Yolki Palki had been recommended to us by a few friends who had previously visited Moscow, however in hindsight the stuffed roosters perched on balustrades in the restaurant should have been a warning signal.
The decor of Yolki-Palki is completely over the top with the restaurant set out to look like a farmyard with fake trees, wagons and of course the roosters. Nevertheless, we ignored the faux rural setting and sat down to our meal with some Russian beer. We started with a selection of piroski which are traditional Russian pies (pictured) to begin. These small pies made of bread are filled with cabbage, meat, mushrooms or apple and cinnamon. The apple and cinnamon version was a bit too sweet for an entree (it was like eating dessert to begin the meal) but the other piroski were light and tasty.
The main meals listed on the menu focused on grilled meats and the “all you can eat” salad bar (which seemed to comprise lots of potatoes mainly). I opted for the pork fillet served with rice and vegetables. Sadly the vegetables were almost totally lacking and I could only find small flecks of carrot in the rice. After a similar missing vegetable experience at The Other Side I was starting to worry that I might develop scurvy in Russia.
Yolki-Palki does provide food and drinks for a fairly reasonable price. This is no small task in a city where you seem to bleed money at every turn. It is also much beloved by Muscovites, and was packed on the night we visited. However, don’t come here looking for quality or particularly tasty food.

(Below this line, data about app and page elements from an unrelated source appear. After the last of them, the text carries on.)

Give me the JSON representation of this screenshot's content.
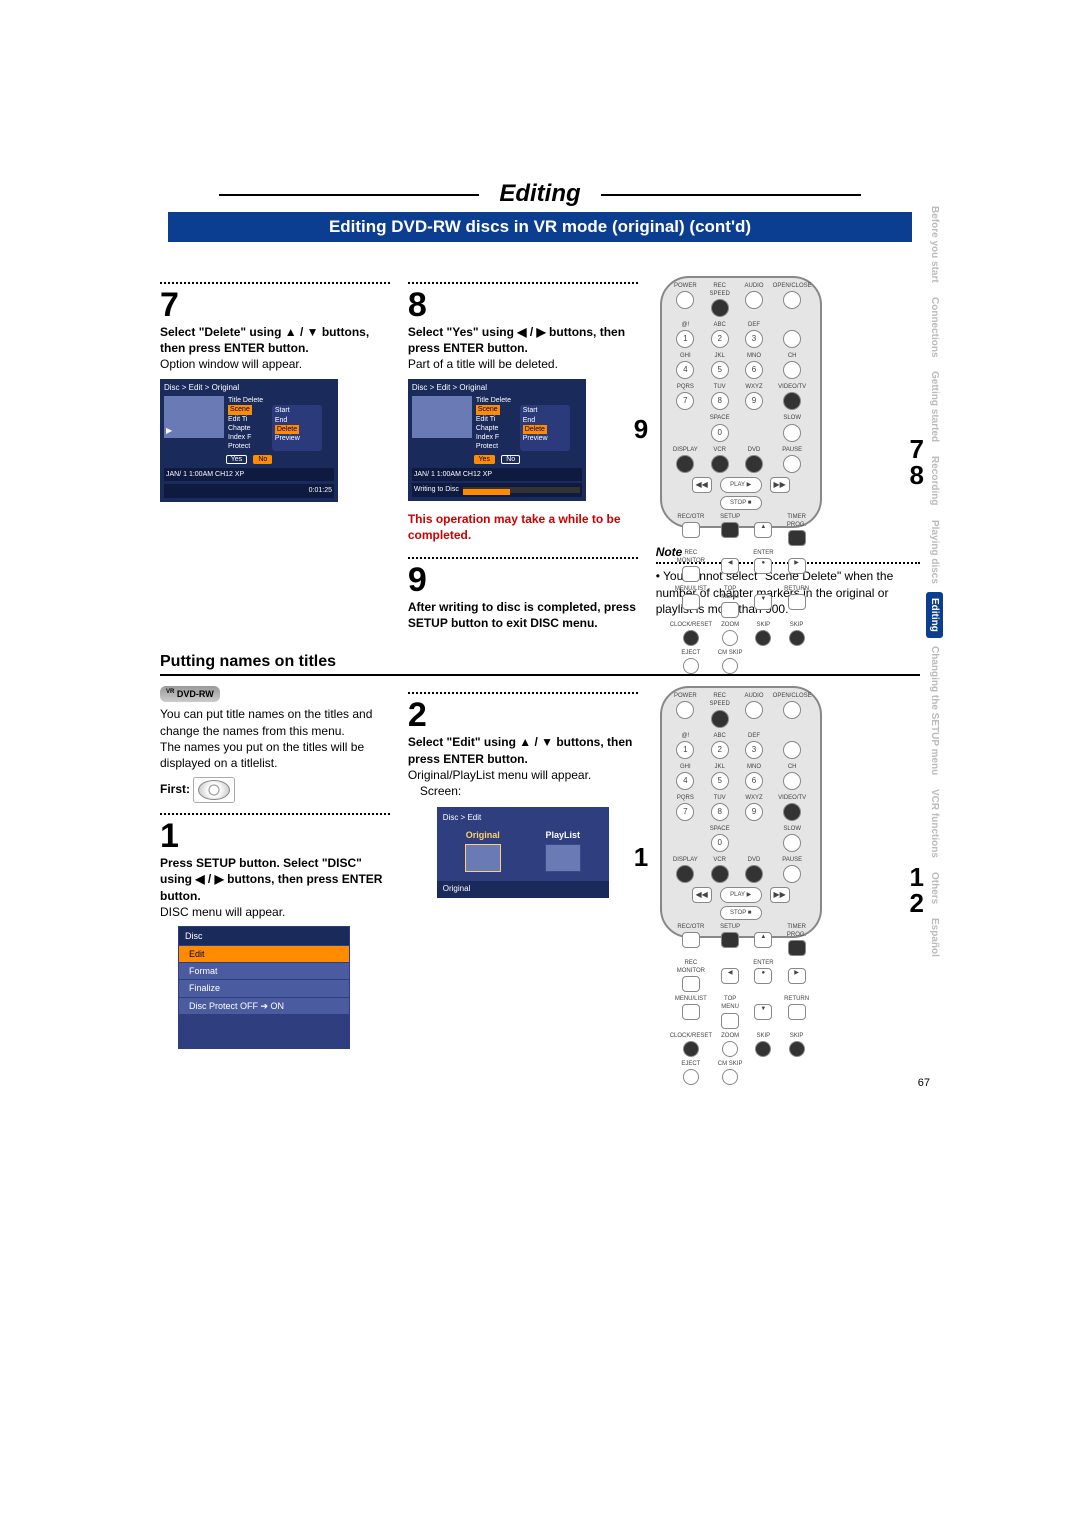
{
  "heading": "Editing",
  "subheading": "Editing DVD-RW discs in VR mode (original) (cont'd)",
  "sidetabs": [
    {
      "label": "Before you start",
      "active": false
    },
    {
      "label": "Connections",
      "active": false
    },
    {
      "label": "Getting started",
      "active": false
    },
    {
      "label": "Recording",
      "active": false
    },
    {
      "label": "Playing discs",
      "active": false
    },
    {
      "label": "Editing",
      "active": true
    },
    {
      "label": "Changing the SETUP menu",
      "active": false
    },
    {
      "label": "VCR functions",
      "active": false
    },
    {
      "label": "Others",
      "active": false
    },
    {
      "label": "Español",
      "active": false
    }
  ],
  "page_number": "67",
  "top": {
    "step7": {
      "num": "7",
      "instr": "Select \"Delete\" using ▲ / ▼ buttons, then press ENTER button.",
      "body": "Option window will appear.",
      "osd": {
        "crumb": "Disc > Edit > Original",
        "menu_top": "Title Delete",
        "menu_items_left": [
          "Scene",
          "Edit Ti",
          "Chapte",
          "Index F",
          "Protect"
        ],
        "menu_items_right": [
          "Start",
          "End",
          "Delete",
          "Preview"
        ],
        "yes": "Yes",
        "no": "No",
        "status_left": "JAN/ 1   1:00AM  CH12    XP",
        "status_right": "0:01:25"
      }
    },
    "step8": {
      "num": "8",
      "instr": "Select \"Yes\" using ◀ / ▶ buttons, then press ENTER button.",
      "body": "Part of a title will be deleted.",
      "osd": {
        "crumb": "Disc > Edit > Original",
        "menu_top": "Title Delete",
        "menu_items_left": [
          "Scene",
          "Edit Ti",
          "Chapte",
          "Index F",
          "Protect"
        ],
        "menu_items_right": [
          "Start",
          "End",
          "Delete",
          "Preview"
        ],
        "yes": "Yes",
        "no": "No",
        "status_left": "JAN/ 1   1:00AM  CH12    XP",
        "writing": "Writing to Disc"
      },
      "warn": "This operation may take a while to be completed."
    },
    "step9": {
      "num": "9",
      "instr": "After writing to disc is completed, press SETUP button to exit DISC menu."
    },
    "note": {
      "title": "Note",
      "body": "• You cannot select \"Scene Delete\" when the number of chapter markers in the original or playlist is more than 900."
    },
    "remote_callouts": {
      "c9": "9",
      "c7": "7",
      "c8": "8"
    }
  },
  "bottom": {
    "section_title": "Putting names on titles",
    "badge": "DVD-RW",
    "badge_vr": "VR",
    "intro1": "You can put title names on the titles and change the names from this menu.",
    "intro2": "The names you put on the titles will be displayed on a titlelist.",
    "first": "First:",
    "step1": {
      "num": "1",
      "instr": "Press SETUP button. Select \"DISC\" using ◀ / ▶ buttons, then press ENTER button.",
      "body": "DISC menu will appear.",
      "menu": {
        "title": "Disc",
        "items": [
          "Edit",
          "Format",
          "Finalize",
          "Disc Protect OFF ➔ ON"
        ],
        "selected": 0
      }
    },
    "step2": {
      "num": "2",
      "instr": "Select \"Edit\" using ▲ / ▼ buttons, then press ENTER button.",
      "body": "Original/PlayList menu will appear.",
      "screen_label": "Screen:",
      "osd": {
        "crumb": "Disc > Edit",
        "tile1": "Original",
        "tile2": "PlayList",
        "foot": "Original"
      }
    },
    "remote_callouts": {
      "left": "1",
      "r1": "1",
      "r2": "2"
    }
  },
  "remote_labels": {
    "row0": [
      "POWER",
      "REC SPEED",
      "AUDIO",
      "OPEN/CLOSE"
    ],
    "row1": [
      "@!",
      "ABC",
      "DEF",
      ""
    ],
    "row1n": [
      "1",
      "2",
      "3",
      ""
    ],
    "row2": [
      "GHI",
      "JKL",
      "MNO",
      "CH"
    ],
    "row2n": [
      "4",
      "5",
      "6",
      ""
    ],
    "row3": [
      "PQRS",
      "TUV",
      "WXYZ",
      "VIDEO/TV"
    ],
    "row3n": [
      "7",
      "8",
      "9",
      ""
    ],
    "row4": [
      "",
      "SPACE",
      "",
      "SLOW"
    ],
    "row4n": [
      "",
      "0",
      "",
      ""
    ],
    "row5": [
      "DISPLAY",
      "VCR",
      "DVD",
      "PAUSE"
    ],
    "nav": {
      "rew": "◀◀",
      "play": "▶",
      "ff": "▶▶",
      "stop": "■",
      "play_label": "PLAY",
      "stop_label": "STOP"
    },
    "row6": [
      "REC/OTR",
      "SETUP",
      "",
      "TIMER PROG."
    ],
    "row7": [
      "REC MONITOR",
      "",
      "ENTER",
      ""
    ],
    "row8": [
      "MENU/LIST",
      "TOP MENU",
      "",
      "RETURN"
    ],
    "row9": [
      "CLOCK/RESET",
      "ZOOM",
      "SKIP",
      "SKIP"
    ],
    "row10": [
      "EJECT",
      "CM SKIP",
      "",
      ""
    ]
  }
}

Details: Novy Arabat ul 11, Moscow, Russia (and other locations around Moscow)